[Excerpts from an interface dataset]
#####

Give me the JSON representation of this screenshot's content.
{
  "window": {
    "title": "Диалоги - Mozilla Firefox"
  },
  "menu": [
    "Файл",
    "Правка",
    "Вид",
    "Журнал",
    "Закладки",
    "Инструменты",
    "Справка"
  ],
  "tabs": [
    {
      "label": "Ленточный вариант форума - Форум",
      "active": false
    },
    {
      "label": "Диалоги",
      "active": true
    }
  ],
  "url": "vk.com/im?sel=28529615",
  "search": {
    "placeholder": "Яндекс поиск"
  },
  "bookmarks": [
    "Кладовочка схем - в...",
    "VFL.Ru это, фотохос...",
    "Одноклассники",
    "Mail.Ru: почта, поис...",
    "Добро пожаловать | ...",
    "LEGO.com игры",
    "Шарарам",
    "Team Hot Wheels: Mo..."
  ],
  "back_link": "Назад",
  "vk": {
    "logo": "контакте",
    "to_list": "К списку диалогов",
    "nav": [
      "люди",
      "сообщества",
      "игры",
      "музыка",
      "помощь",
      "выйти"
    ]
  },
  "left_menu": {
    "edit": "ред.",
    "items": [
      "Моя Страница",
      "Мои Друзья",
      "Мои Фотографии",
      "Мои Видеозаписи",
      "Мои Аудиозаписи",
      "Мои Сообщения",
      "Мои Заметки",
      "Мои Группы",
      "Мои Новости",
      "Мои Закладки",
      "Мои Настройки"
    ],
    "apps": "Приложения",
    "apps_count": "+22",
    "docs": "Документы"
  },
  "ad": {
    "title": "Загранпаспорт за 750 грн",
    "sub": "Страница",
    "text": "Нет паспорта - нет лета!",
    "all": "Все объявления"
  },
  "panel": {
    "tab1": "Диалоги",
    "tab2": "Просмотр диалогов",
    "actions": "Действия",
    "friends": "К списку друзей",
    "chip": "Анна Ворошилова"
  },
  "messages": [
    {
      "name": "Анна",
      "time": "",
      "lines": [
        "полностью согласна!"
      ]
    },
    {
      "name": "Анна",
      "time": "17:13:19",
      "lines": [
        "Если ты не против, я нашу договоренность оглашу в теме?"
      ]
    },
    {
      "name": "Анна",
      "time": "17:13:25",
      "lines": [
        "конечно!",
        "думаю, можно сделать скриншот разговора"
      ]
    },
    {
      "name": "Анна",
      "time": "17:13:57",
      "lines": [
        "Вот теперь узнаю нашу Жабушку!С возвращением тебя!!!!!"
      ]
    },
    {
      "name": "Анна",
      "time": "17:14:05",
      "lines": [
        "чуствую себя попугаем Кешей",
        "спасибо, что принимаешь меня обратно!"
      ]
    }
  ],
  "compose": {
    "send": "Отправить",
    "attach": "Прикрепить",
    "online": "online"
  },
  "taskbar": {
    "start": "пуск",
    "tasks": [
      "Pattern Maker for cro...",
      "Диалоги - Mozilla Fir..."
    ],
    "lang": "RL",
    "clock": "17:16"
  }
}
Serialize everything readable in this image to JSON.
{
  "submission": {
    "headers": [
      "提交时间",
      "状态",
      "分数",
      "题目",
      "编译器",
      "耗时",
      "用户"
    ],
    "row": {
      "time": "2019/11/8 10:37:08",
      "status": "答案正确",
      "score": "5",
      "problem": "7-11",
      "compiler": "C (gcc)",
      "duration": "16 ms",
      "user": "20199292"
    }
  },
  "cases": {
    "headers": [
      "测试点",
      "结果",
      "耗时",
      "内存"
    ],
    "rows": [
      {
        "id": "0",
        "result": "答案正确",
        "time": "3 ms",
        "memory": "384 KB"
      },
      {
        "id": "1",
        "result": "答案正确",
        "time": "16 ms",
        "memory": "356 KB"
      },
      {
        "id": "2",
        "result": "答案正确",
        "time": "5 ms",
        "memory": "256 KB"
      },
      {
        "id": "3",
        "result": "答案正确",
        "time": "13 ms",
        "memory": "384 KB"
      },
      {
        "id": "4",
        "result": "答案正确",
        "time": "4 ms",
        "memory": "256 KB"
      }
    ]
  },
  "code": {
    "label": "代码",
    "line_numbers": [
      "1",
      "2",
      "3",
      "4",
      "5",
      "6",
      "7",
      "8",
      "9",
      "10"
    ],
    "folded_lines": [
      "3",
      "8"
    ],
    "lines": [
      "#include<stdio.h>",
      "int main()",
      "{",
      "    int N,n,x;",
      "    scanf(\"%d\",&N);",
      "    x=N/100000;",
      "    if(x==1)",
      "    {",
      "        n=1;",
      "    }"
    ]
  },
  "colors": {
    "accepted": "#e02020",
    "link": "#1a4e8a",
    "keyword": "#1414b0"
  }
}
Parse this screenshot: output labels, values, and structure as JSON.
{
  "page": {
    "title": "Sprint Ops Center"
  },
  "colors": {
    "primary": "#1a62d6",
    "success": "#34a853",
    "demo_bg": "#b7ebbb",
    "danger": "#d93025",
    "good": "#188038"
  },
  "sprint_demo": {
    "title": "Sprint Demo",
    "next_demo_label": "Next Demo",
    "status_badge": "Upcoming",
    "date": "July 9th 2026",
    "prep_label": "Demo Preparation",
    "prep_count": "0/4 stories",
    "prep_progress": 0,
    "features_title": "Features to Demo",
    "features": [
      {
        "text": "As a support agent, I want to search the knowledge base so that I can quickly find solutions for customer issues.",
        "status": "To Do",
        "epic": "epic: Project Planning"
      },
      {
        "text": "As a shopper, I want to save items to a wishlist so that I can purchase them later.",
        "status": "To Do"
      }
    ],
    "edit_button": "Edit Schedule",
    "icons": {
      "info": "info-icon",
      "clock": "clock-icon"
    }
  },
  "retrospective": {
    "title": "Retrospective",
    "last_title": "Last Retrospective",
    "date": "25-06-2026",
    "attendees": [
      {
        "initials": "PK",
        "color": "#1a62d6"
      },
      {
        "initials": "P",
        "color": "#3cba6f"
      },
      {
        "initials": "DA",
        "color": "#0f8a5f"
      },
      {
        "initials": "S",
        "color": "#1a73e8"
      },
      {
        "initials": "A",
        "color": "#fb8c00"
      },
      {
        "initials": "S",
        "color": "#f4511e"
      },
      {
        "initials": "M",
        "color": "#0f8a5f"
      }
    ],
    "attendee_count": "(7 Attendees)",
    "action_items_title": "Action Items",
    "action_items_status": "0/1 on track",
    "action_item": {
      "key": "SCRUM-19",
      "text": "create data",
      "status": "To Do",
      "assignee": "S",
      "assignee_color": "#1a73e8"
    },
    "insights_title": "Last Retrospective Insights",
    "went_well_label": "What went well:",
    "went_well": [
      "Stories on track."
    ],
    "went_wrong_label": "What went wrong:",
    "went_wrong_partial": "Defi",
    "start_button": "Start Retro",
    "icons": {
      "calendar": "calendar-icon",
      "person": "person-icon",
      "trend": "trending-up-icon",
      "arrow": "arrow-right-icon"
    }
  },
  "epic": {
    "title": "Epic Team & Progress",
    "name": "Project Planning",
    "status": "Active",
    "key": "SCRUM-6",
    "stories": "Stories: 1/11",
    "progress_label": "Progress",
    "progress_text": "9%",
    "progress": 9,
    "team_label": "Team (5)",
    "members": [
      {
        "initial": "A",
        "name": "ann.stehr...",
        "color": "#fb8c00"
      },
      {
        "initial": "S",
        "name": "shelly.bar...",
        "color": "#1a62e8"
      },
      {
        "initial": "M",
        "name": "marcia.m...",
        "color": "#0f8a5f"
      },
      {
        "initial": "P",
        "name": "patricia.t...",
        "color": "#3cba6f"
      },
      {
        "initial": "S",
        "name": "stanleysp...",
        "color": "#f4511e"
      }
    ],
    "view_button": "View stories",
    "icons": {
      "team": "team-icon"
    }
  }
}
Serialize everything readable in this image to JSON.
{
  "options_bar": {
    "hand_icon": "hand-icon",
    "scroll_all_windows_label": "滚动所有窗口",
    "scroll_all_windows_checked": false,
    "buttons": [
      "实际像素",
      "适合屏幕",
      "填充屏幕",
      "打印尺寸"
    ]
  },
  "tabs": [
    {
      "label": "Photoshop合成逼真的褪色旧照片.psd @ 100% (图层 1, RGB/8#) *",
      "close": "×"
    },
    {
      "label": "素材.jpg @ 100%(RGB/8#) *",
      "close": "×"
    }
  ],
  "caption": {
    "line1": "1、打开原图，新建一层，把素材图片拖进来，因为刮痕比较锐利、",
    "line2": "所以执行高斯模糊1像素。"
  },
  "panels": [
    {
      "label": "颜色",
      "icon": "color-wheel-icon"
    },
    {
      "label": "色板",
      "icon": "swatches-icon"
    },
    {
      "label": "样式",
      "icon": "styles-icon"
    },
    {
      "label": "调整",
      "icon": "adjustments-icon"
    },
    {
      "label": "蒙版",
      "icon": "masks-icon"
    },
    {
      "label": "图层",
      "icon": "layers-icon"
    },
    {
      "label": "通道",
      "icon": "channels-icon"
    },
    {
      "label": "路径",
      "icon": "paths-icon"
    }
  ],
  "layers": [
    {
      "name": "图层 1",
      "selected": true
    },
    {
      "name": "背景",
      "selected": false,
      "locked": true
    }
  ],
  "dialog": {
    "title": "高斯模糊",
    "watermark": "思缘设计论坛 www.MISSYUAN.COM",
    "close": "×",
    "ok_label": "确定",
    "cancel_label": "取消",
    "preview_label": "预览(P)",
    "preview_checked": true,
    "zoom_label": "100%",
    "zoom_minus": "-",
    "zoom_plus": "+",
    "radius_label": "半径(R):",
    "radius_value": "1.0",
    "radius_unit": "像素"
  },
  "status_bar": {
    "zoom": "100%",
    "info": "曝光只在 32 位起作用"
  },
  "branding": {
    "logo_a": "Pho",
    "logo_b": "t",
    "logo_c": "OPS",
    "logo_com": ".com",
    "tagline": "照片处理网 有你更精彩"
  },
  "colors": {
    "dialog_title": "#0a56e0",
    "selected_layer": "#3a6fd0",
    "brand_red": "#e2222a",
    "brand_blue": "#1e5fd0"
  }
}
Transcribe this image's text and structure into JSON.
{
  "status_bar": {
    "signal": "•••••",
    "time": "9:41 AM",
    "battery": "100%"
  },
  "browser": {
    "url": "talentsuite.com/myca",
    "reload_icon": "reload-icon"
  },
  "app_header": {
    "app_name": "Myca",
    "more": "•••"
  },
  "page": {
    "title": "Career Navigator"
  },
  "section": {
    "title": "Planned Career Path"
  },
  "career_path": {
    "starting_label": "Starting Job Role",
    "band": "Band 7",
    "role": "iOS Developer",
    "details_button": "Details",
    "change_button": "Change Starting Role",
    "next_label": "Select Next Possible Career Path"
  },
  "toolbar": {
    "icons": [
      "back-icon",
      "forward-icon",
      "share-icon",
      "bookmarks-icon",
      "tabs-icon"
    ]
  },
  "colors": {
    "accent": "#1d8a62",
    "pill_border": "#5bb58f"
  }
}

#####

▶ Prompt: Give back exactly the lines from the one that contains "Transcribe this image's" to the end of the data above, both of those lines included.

▶ Solution for this exercise:
Transcribe this image's text and structure into JSON.
{
  "status_bar": {
    "signal": "•••••",
    "time": "9:41 AM",
    "battery": "100%"
  },
  "browser": {
    "url": "talentsuite.com/myca",
    "reload_icon": "reload-icon"
  },
  "app_header": {
    "app_name": "Myca",
    "more": "•••"
  },
  "page": {
    "title": "Career Navigator"
  },
  "section": {
    "title": "Planned Career Path"
  },
  "career_path": {
    "starting_label": "Starting Job Role",
    "band": "Band 7",
    "role": "iOS Developer",
    "details_button": "Details",
    "change_button": "Change Starting Role",
    "next_label": "Select Next Possible Career Path"
  },
  "toolbar": {
    "icons": [
      "back-icon",
      "forward-icon",
      "share-icon",
      "bookmarks-icon",
      "tabs-icon"
    ]
  },
  "colors": {
    "accent": "#1d8a62",
    "pill_border": "#5bb58f"
  }
}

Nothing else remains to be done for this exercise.